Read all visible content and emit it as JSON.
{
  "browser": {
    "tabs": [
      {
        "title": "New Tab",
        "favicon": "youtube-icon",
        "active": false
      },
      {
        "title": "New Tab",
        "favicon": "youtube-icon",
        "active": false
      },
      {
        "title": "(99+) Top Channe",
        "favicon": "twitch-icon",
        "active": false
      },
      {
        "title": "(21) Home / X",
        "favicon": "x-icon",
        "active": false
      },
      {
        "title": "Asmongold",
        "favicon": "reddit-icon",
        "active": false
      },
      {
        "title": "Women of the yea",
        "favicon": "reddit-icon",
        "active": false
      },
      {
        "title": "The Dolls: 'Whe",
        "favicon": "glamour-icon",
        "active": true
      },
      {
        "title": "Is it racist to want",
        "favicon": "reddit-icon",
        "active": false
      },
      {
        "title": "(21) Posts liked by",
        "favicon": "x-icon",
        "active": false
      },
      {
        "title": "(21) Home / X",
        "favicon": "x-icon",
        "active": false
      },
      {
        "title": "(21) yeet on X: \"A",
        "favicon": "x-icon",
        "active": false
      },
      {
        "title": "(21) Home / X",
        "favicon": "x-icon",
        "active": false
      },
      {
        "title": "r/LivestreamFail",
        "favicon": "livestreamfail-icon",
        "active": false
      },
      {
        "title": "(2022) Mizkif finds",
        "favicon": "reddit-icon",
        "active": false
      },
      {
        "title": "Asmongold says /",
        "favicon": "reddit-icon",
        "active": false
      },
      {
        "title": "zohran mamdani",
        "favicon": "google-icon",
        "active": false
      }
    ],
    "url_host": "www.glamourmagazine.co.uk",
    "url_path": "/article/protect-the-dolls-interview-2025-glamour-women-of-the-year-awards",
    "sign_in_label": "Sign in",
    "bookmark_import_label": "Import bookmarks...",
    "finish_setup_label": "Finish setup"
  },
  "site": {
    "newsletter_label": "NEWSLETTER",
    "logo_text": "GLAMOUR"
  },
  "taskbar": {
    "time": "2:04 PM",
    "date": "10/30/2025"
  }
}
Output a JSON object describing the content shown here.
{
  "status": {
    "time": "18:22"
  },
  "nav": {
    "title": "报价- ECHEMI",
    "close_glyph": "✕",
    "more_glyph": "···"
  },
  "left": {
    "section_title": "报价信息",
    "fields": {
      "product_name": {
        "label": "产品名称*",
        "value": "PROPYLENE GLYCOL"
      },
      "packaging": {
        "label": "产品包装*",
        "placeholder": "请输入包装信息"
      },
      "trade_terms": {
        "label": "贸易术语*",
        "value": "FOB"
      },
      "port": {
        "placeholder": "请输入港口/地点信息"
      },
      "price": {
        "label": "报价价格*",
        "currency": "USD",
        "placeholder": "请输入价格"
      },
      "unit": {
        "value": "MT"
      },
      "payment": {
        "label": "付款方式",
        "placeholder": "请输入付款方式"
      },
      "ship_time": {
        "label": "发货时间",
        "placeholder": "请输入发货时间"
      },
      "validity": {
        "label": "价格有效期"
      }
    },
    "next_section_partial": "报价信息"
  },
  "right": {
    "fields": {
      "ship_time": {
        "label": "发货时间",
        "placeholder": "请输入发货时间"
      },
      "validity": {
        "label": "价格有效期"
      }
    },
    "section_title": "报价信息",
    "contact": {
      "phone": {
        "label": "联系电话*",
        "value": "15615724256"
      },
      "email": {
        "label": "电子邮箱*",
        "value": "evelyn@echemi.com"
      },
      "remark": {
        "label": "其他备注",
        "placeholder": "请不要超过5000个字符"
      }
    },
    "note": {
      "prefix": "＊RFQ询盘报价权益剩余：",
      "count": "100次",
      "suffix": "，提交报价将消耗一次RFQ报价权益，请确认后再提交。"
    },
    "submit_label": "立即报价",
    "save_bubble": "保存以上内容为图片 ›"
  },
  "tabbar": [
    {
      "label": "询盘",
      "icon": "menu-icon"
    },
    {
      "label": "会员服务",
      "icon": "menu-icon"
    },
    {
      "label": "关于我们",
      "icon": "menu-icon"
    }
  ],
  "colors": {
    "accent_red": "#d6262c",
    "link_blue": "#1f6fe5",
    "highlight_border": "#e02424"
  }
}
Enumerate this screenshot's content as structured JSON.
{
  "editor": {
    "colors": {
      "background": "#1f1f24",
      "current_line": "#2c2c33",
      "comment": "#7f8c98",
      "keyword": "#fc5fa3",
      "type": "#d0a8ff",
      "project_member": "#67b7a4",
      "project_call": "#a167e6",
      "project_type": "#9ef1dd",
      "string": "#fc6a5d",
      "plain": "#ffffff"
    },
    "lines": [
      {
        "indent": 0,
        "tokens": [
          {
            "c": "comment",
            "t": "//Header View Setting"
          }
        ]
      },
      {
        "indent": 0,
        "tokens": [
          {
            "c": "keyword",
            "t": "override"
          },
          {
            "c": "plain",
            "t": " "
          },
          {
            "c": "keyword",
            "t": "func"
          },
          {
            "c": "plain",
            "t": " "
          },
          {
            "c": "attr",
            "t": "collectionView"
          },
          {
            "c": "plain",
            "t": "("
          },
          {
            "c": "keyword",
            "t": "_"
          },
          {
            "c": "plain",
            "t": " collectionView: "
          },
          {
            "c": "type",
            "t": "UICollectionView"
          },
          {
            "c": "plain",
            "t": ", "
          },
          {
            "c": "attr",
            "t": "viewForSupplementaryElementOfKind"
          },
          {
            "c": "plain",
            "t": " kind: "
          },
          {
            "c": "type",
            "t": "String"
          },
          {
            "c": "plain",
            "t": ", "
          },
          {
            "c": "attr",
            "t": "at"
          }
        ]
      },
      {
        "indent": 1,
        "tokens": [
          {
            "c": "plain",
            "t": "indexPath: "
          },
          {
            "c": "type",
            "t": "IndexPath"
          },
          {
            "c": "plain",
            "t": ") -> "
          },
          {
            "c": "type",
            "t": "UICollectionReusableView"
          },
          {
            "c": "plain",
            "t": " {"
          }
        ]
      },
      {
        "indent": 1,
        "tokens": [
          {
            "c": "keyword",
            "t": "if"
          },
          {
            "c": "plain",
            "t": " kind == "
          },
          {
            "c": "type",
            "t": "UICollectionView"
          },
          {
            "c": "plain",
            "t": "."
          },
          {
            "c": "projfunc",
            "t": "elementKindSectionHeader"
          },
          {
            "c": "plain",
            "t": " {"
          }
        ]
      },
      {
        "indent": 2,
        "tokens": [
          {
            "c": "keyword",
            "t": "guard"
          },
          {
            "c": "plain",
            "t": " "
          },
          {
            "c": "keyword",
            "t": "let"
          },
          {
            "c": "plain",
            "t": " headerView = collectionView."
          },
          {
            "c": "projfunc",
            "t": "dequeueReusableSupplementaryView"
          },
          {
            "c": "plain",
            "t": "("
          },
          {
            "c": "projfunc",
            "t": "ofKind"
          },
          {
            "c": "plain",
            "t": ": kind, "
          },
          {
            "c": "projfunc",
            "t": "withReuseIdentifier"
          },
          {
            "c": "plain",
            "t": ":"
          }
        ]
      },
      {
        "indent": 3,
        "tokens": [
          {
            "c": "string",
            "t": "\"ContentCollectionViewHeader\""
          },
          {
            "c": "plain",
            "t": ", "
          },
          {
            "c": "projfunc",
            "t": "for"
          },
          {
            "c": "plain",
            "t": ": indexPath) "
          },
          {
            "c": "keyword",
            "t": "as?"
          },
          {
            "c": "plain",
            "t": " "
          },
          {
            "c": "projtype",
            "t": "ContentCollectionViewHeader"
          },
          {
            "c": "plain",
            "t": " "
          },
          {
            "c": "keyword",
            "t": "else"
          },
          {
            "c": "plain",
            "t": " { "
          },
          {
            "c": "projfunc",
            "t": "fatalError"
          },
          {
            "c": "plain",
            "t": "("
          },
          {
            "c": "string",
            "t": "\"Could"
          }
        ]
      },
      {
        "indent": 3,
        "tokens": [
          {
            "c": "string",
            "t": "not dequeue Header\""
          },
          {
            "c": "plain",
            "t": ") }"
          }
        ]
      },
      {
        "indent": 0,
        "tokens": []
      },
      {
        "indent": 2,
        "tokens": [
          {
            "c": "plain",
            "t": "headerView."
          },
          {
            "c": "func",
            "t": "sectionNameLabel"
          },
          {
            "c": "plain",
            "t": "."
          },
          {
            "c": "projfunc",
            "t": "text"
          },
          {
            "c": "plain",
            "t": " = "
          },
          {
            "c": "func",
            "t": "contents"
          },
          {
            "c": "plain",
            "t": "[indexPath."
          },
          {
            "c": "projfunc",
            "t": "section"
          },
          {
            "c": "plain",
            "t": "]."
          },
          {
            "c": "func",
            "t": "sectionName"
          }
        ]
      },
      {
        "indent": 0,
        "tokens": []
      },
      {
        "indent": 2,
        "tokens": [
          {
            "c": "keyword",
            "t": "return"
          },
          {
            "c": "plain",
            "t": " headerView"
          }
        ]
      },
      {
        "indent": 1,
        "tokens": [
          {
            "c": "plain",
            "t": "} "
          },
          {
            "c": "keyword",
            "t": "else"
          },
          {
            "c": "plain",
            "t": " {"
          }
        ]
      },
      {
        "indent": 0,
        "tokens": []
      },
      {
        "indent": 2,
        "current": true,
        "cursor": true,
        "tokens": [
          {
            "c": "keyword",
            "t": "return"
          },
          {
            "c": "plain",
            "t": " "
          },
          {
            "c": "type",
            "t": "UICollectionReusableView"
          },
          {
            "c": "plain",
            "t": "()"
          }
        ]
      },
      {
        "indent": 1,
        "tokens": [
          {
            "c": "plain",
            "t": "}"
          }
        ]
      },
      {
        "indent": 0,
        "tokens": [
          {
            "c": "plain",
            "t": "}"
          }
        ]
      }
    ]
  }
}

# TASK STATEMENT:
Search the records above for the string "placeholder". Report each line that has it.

# FINAL ANSWER:
        "placeholder": "请输入包装信息"
        "placeholder": "请输入港口/地点信息"
        "placeholder": "请输入价格"
        "placeholder": "请输入付款方式"
        "placeholder": "请输入发货时间"
        "placeholder": "请输入发货时间"
        "placeholder": "请不要超过5000个字符"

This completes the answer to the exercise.